**Work request**
If a line below contains the string "JSON", copy it out.

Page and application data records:
┌──

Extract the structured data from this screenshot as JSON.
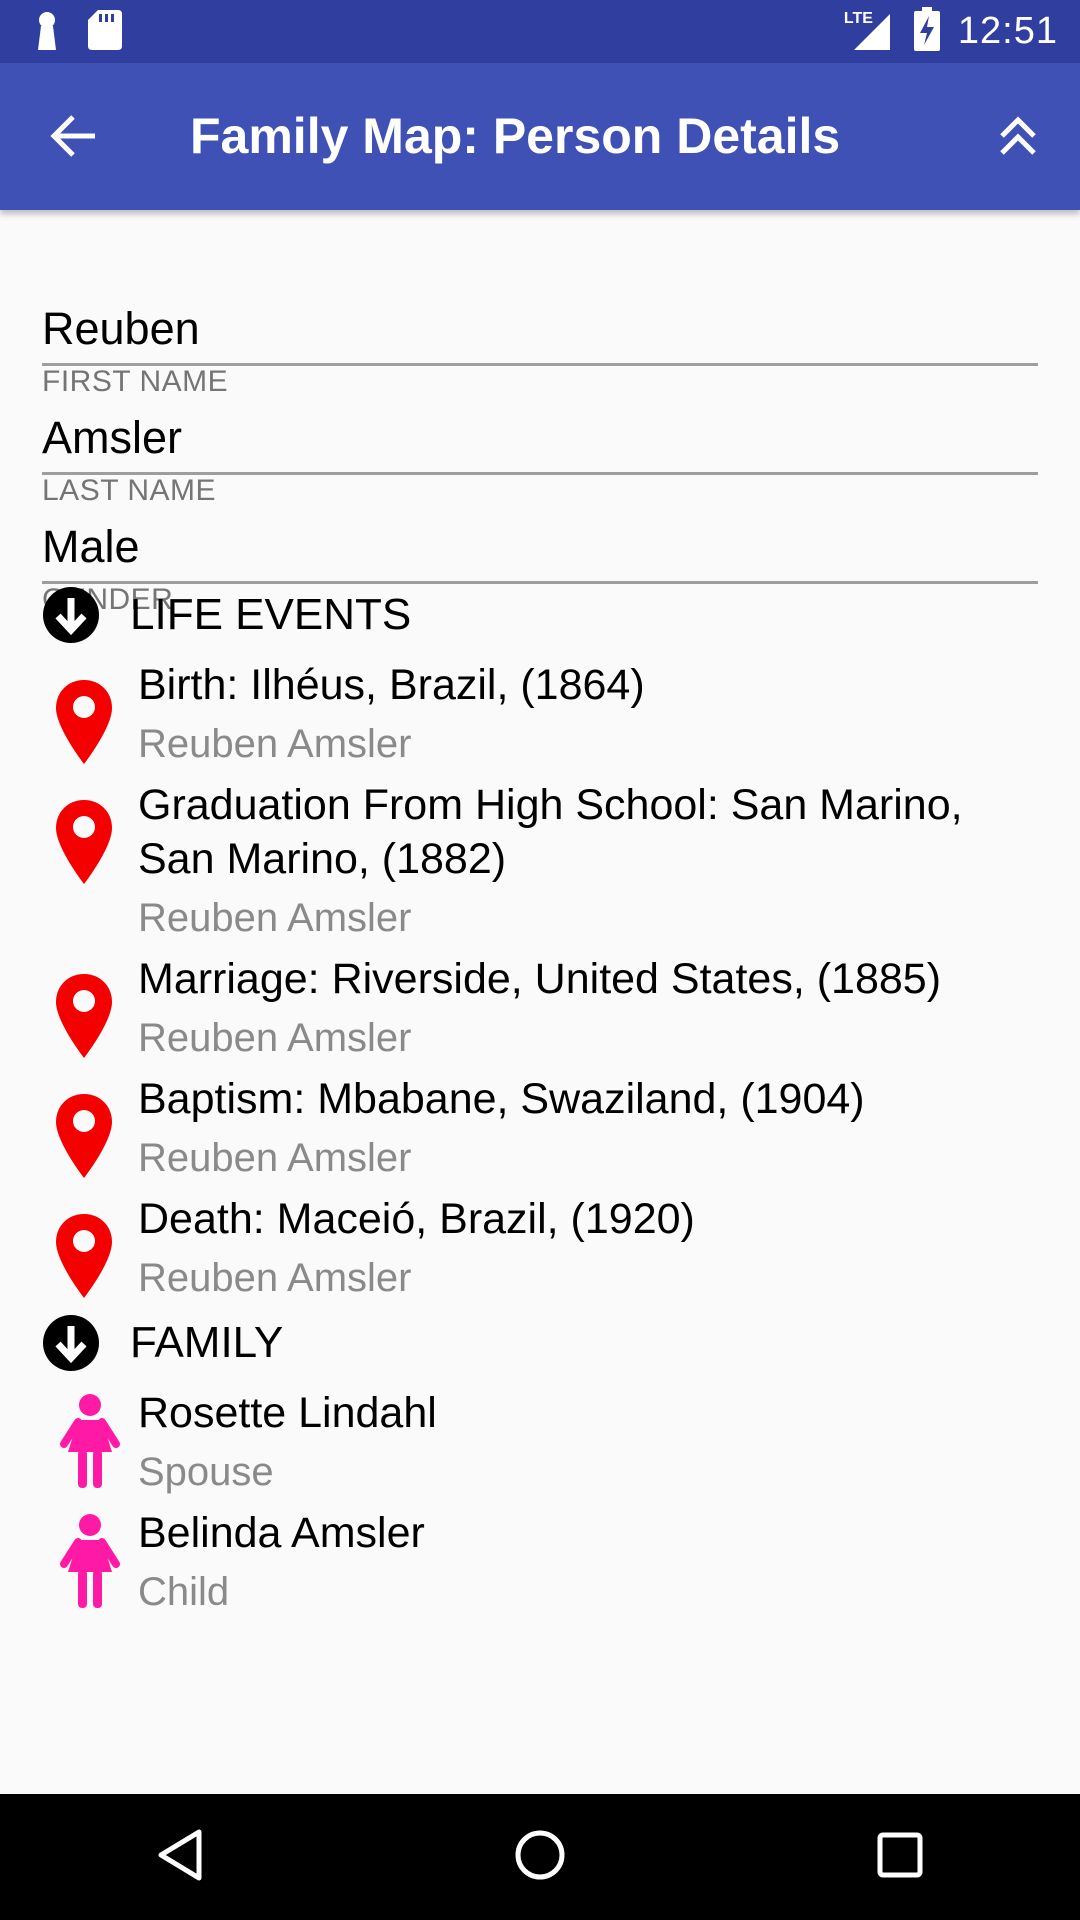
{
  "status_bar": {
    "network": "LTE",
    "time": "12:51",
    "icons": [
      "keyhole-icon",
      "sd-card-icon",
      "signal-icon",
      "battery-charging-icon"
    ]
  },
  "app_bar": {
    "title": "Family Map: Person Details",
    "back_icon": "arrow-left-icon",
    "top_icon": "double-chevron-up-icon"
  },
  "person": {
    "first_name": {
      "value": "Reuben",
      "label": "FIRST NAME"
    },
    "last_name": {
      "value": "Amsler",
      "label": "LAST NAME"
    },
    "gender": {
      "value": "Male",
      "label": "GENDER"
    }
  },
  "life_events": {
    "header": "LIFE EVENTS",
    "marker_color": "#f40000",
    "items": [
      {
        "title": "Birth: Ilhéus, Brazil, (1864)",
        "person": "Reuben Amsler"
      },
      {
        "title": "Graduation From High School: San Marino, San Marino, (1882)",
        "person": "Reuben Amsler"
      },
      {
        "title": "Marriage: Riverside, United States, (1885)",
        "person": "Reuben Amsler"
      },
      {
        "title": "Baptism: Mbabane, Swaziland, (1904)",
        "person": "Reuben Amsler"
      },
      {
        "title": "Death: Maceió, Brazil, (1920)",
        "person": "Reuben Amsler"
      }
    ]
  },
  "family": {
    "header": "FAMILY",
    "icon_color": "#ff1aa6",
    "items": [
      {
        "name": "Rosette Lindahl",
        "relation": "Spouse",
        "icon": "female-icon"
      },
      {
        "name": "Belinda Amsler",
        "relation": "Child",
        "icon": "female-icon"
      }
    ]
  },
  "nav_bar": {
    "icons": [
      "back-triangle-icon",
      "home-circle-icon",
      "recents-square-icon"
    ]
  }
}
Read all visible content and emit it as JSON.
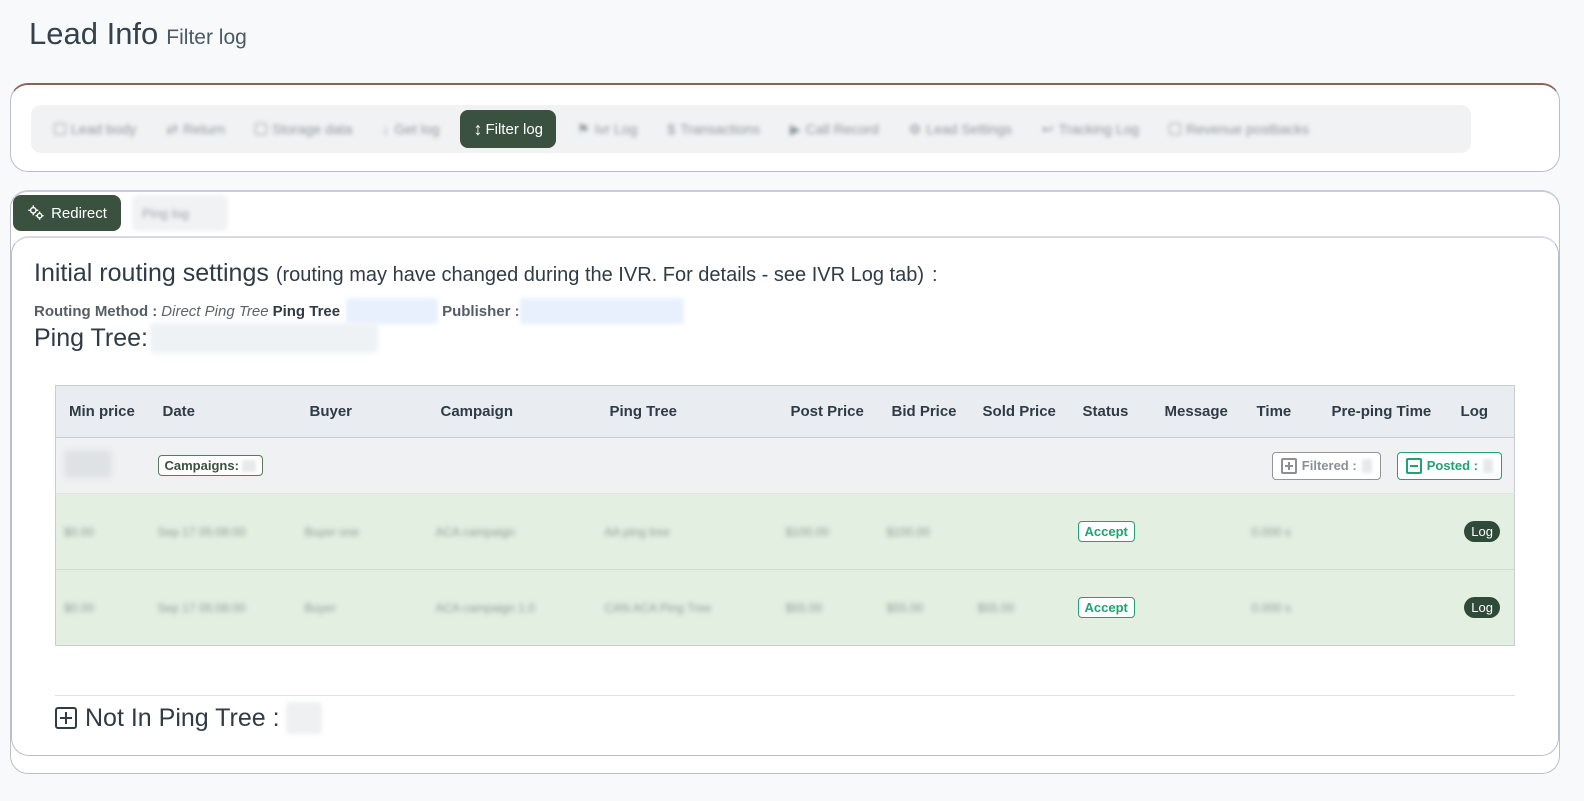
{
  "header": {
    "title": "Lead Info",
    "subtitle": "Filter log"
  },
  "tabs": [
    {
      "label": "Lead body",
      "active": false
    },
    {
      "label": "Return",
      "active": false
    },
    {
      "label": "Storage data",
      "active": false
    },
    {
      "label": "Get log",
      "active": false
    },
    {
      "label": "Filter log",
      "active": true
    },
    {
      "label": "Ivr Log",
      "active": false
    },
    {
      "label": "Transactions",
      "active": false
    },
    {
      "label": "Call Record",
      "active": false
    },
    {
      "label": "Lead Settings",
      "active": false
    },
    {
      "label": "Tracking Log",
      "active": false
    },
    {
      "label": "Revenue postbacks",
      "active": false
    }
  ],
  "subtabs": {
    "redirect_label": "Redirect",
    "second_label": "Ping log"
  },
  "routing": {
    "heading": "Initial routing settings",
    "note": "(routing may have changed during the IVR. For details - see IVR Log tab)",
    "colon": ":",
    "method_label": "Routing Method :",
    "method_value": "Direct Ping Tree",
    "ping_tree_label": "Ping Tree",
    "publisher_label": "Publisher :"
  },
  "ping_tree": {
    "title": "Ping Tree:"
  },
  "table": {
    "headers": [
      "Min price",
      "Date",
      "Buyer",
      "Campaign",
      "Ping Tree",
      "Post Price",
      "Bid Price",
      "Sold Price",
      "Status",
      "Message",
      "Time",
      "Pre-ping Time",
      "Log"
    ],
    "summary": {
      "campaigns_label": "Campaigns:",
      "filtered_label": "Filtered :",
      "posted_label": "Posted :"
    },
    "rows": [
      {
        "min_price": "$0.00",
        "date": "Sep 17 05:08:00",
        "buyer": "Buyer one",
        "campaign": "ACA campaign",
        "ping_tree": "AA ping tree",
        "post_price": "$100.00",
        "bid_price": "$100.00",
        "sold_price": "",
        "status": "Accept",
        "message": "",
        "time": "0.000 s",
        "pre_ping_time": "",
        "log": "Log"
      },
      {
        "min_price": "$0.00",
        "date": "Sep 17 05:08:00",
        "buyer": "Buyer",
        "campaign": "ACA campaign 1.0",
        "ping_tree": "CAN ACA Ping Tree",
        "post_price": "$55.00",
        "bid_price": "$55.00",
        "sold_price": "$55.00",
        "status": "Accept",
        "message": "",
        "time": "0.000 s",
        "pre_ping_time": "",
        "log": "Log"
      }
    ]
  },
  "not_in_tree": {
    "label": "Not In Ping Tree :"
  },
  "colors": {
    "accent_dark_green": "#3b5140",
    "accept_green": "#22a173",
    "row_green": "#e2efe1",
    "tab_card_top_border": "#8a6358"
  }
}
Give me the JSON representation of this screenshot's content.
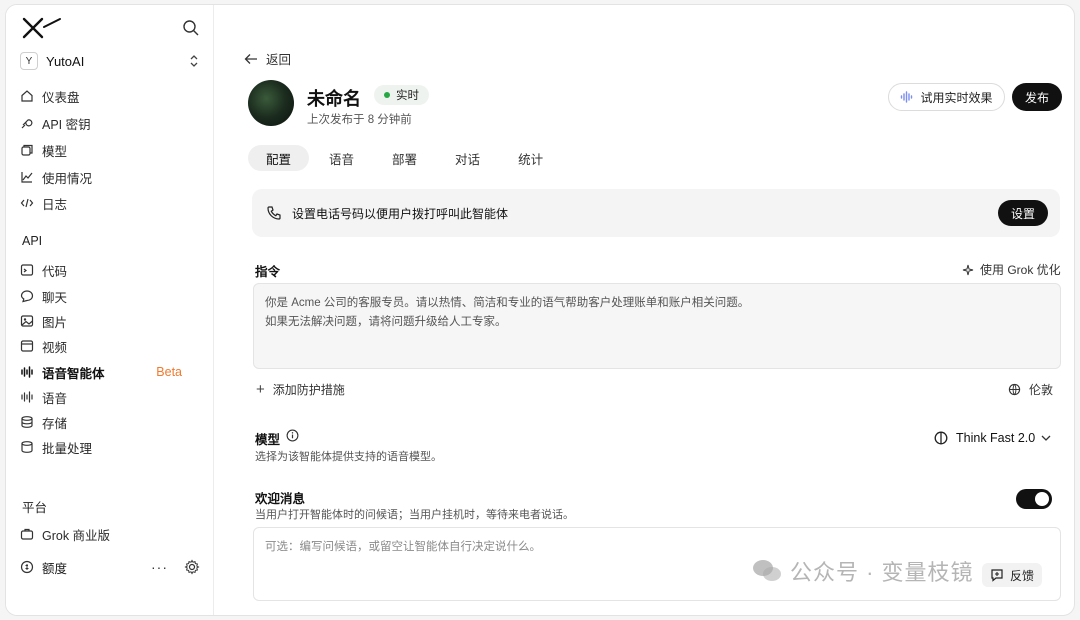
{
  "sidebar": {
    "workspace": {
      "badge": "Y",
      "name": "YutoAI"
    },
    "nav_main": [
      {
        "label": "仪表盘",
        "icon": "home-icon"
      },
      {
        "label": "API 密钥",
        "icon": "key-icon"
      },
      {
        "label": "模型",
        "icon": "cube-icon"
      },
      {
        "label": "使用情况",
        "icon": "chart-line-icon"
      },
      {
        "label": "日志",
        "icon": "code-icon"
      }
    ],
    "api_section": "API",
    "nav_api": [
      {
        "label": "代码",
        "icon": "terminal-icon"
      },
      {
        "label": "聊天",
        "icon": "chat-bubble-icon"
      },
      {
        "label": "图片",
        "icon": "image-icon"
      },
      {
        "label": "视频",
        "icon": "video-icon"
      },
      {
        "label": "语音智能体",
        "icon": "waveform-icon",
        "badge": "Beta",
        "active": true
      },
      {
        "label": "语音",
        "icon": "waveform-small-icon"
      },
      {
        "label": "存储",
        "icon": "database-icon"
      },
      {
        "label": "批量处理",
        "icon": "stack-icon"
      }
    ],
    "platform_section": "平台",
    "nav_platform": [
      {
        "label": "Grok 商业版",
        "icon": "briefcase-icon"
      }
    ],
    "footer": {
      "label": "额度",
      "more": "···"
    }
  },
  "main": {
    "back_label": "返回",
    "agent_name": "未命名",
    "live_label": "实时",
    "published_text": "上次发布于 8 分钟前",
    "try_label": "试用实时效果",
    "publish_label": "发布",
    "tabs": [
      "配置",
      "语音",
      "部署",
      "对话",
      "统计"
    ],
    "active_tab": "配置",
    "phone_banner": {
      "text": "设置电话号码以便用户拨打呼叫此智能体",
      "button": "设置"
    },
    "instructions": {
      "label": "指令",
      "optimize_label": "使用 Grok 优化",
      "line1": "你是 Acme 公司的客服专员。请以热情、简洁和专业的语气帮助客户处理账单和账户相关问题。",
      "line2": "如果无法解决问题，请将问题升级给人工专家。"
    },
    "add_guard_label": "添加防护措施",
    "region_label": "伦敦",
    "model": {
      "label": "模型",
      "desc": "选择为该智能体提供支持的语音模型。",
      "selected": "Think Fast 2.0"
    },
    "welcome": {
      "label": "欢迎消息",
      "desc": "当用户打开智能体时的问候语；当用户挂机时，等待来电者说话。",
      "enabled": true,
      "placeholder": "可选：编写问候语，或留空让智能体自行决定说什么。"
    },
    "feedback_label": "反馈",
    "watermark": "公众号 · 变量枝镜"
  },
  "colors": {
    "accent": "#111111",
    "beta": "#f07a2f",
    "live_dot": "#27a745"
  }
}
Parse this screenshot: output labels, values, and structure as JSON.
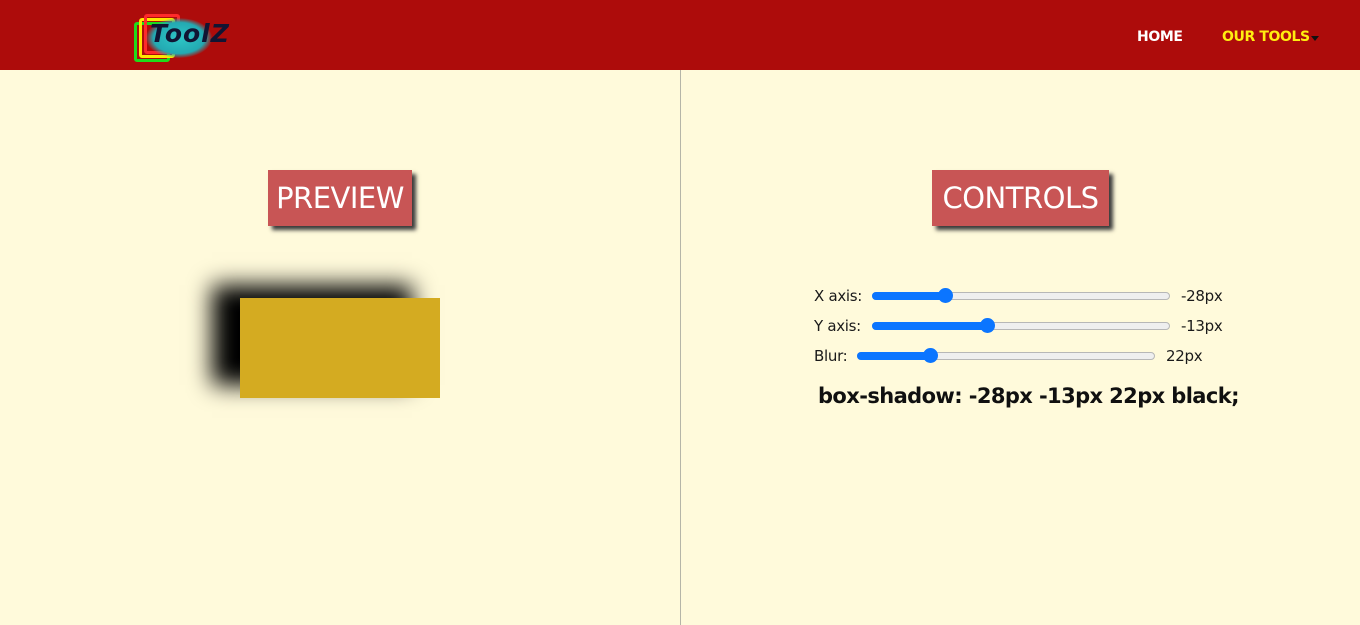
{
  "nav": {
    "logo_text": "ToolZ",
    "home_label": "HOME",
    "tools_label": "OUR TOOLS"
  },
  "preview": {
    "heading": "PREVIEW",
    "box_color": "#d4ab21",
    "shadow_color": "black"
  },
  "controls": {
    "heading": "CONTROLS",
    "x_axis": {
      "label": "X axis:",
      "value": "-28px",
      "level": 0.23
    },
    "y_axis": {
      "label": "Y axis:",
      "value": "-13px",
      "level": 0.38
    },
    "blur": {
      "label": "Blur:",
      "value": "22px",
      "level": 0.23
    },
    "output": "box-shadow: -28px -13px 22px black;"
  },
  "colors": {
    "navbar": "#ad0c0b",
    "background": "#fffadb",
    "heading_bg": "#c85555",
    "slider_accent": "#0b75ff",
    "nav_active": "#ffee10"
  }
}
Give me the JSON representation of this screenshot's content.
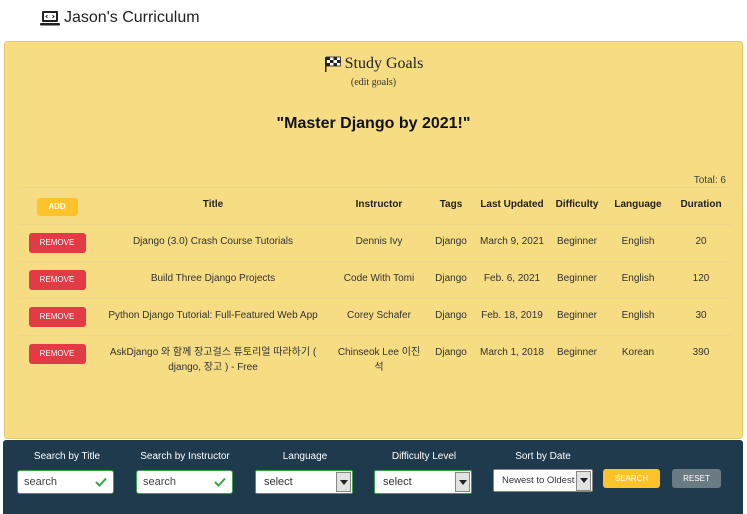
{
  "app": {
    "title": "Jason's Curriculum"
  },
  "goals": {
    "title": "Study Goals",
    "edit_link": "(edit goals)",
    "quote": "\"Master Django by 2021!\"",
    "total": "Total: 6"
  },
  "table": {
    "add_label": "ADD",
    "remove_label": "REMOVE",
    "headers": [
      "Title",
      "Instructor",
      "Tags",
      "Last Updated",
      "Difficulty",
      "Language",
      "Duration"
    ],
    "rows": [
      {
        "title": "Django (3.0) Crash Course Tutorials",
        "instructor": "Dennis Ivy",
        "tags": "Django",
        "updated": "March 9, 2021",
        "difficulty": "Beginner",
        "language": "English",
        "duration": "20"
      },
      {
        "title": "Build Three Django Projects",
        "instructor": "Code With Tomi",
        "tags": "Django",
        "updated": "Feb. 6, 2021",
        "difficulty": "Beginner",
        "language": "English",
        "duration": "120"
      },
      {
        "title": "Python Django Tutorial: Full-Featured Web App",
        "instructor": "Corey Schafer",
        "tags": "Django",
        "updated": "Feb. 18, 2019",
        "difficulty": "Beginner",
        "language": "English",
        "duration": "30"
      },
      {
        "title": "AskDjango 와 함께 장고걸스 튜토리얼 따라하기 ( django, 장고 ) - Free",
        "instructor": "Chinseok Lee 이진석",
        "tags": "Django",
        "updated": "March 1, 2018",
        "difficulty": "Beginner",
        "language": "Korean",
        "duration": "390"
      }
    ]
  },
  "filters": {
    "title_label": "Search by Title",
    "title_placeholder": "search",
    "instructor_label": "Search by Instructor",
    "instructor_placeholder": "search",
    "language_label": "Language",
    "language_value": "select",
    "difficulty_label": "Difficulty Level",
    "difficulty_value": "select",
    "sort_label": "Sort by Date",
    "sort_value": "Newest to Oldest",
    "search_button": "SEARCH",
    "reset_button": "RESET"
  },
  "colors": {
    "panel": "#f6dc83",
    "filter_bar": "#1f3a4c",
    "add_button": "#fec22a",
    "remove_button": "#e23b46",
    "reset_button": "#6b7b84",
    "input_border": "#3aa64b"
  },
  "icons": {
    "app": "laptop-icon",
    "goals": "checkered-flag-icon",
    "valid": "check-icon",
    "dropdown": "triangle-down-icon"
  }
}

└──

**Result of the exercise**
Extract the structured data from this screenshot as JSON.
Read all visible content and emit it as JSON.
Give me the JSON representation of this screenshot's content.
Parse this screenshot: output labels, values, and structure as JSON.
Give me the JSON representation of this screenshot's content.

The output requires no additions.